In a review of the research, the writer:

  • defines and clarifies the issue(s) or problem(s) specified

  • summarizes previous investigations in order to inform the reader of the state of current research

  • identifies relations, contradictions, gaps, and inconsistencies in the literature,

  • and suggests the next step or steps in solving the problem

Unlike the writer of a researched report, who tends to formulate a question and research answers for it, the review writer develops a question and then looks at how other researchers in published studies have answered this and related questions. The writer then analyzes the points these studies have made and determines how each has addressed the question(s). Finally, the writer synthesizes (brings together) information from the other studies as evidence for each of the points that s/he is going to make.

Here are some steps to follow when writing a literature review:

1. Identify and develop a research question/main idea.

a. Example: Research shows that diversity training often fails in workplaces. In what ways does it fail? What needs to be done to have successful diversity training?

  1. Read the research studies on your topic critically. Look for the author’s main purpose, the points s/he makes, how the points are supported (what kinds of evidence is used), whether the evidence seems strong and persuasive, and the conclusions that are reached.

  2. Look for the points that emerge as you read the research studies relevant to your question. Based on the ideas you see being repeated, outline some main points to address in your review.

a. Example: Some key points in the literature on why diversity training programs are not working are 1) organizations are not managing diversity, 2) diversity training is focused on differences and not on the “valuing” of diversity, 3) training programs are not inclusive of the organization’s entire workforce.

  1. Decide what studies support each of the points you have outlined. You may use studies more than once if they are relevant to more than one point in your outline.

  2. Use material from the studies as evidence for your points, bringing together material from multiple sources to show the ways in which various studies have addressed the same or similar points.

  3. Organize your review, e.g. Overview of Issue, Review of Literature, Conclusion, References/Works Cited Page.

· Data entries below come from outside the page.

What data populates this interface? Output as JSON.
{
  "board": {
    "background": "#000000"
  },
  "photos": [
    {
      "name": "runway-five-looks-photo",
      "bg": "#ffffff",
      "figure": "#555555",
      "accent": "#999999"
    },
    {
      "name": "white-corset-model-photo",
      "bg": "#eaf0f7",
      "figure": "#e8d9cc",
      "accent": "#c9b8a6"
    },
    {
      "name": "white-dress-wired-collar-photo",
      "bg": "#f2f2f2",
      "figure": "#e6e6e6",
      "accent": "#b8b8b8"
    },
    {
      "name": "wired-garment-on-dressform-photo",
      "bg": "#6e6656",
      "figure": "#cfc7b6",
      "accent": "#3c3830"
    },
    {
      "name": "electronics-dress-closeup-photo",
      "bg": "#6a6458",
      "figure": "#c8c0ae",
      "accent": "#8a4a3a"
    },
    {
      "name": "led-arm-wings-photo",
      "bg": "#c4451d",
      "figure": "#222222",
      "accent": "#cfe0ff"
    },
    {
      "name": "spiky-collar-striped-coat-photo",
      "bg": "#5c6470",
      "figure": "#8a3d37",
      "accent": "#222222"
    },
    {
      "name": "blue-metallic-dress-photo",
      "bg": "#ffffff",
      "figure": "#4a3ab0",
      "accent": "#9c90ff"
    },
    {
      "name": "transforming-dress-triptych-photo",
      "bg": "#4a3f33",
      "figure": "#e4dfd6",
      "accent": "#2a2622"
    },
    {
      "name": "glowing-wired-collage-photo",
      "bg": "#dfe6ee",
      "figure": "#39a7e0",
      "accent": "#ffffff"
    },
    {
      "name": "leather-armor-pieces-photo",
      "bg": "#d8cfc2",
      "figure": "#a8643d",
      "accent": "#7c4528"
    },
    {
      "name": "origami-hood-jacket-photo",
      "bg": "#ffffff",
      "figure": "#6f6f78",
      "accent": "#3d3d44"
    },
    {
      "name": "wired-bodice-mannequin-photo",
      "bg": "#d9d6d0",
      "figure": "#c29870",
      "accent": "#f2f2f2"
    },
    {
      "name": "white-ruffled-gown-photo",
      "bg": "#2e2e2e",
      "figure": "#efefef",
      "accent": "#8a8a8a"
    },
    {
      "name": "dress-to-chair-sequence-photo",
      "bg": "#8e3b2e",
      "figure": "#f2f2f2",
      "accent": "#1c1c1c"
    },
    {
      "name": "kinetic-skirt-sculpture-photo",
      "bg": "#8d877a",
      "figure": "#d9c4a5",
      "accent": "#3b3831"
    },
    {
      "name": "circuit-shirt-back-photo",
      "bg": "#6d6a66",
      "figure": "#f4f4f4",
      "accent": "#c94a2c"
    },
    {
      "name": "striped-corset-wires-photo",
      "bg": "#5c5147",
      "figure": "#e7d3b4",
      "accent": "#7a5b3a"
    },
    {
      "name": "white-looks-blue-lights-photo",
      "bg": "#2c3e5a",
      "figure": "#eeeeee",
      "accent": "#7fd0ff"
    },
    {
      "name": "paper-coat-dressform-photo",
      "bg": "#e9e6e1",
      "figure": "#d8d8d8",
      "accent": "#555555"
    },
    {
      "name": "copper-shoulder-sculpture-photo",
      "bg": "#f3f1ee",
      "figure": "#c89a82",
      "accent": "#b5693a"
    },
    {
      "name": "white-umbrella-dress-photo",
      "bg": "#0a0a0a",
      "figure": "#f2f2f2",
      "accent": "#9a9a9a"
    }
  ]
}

  4. Cite and document sources appropriately. Be sure to introduce the research studies appropriately in your text as well, using a documentation style relevant to your field, e.g. APA, MLA, Chicago, CSE.

Adapted from the Publication Manual of the American Psychological Association (4th ed)